• [EXERCISE] Which lines below contain the word "content"? Copy each of them.

[Dataset rows for apps and sites]
Start of Block
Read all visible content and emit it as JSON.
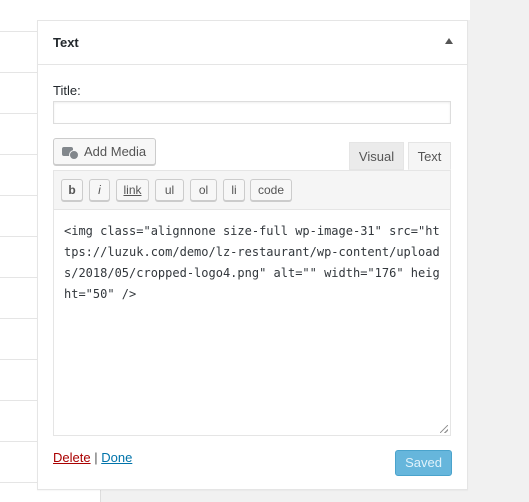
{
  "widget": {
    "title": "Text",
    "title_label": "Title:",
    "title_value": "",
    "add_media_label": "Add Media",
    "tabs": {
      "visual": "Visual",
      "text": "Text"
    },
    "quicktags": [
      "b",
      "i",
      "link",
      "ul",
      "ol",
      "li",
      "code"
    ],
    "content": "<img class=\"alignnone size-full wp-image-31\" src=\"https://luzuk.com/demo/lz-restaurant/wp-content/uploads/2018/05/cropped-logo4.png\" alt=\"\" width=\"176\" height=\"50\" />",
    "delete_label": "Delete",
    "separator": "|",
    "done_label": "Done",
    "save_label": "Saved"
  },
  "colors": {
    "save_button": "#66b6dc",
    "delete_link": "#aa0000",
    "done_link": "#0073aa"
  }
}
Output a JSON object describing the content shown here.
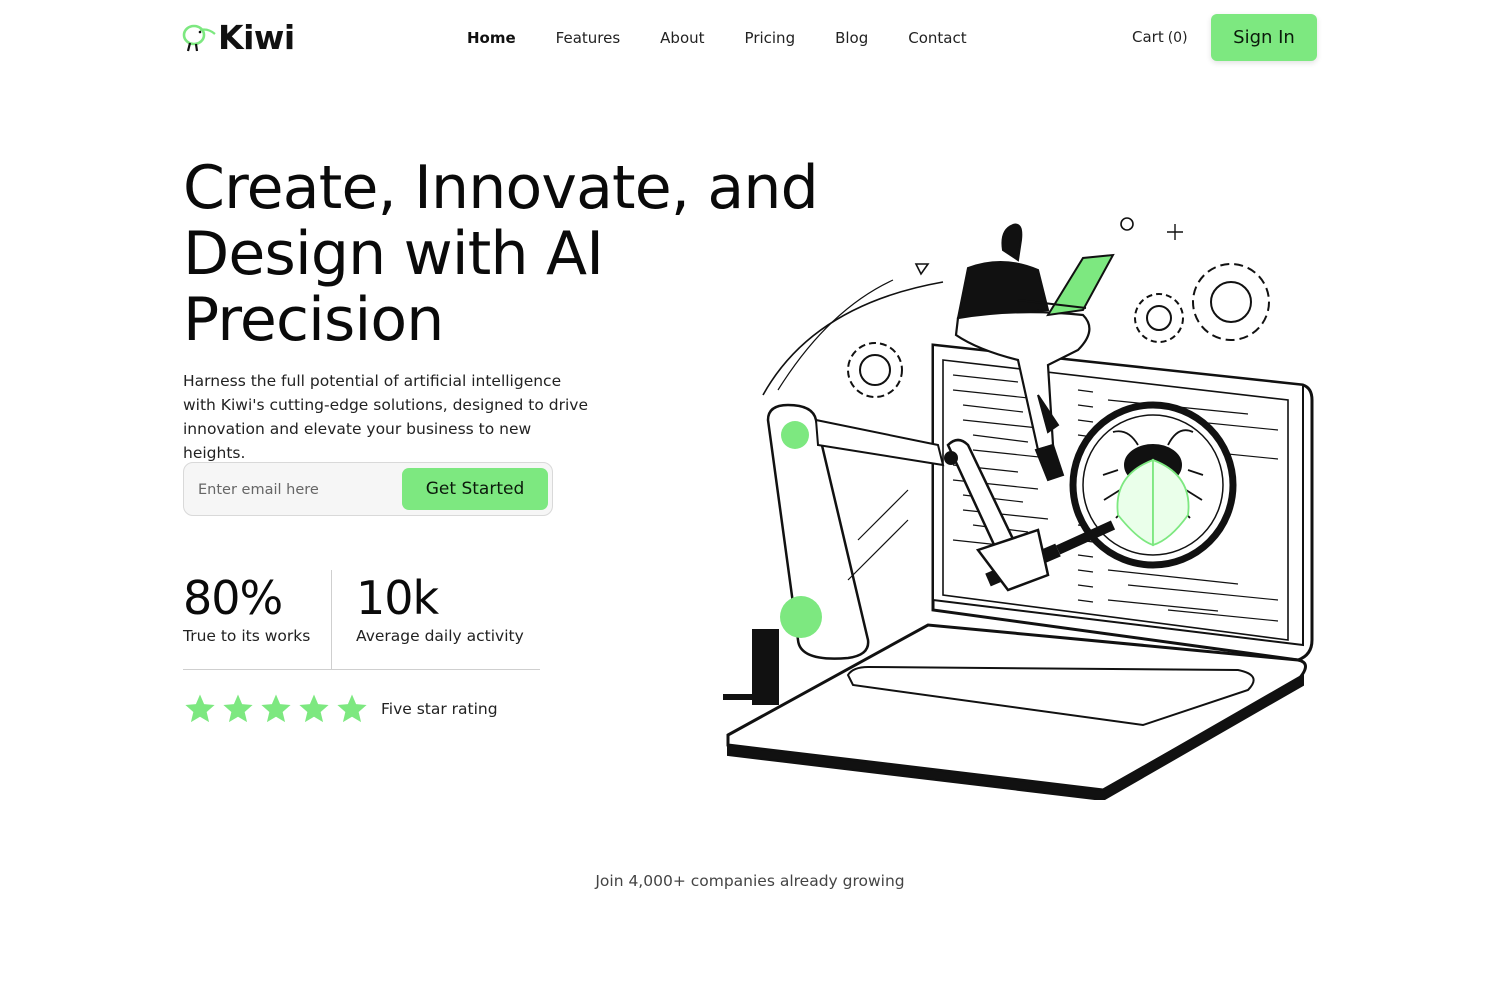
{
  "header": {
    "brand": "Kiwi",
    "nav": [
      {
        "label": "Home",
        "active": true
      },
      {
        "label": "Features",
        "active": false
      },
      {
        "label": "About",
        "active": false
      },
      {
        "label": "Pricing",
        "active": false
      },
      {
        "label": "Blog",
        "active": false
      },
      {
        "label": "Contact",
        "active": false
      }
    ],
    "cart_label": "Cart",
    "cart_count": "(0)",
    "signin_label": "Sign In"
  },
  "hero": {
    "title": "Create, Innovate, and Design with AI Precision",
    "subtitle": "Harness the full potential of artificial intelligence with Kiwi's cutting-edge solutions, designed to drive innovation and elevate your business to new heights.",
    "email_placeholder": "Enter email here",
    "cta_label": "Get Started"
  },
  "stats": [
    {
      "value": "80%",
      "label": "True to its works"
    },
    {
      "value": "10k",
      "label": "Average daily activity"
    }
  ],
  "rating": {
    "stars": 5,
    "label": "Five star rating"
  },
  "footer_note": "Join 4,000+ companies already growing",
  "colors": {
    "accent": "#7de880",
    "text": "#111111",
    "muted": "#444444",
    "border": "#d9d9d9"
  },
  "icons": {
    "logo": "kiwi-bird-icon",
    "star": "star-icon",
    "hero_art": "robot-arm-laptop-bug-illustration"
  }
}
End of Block
• [TASK RESPONSE]
Read all visible content and emit it as JSON.
    "content": "<img class=\"alignnone size-full wp-image-31\" src=\"https://luzuk.com/demo/lz-restaurant/wp-content/uploads/2018/05/cropped-logo4.png\" alt=\"\" width=\"176\" height=\"50\" />",
Output a JSON object describing the content shown here.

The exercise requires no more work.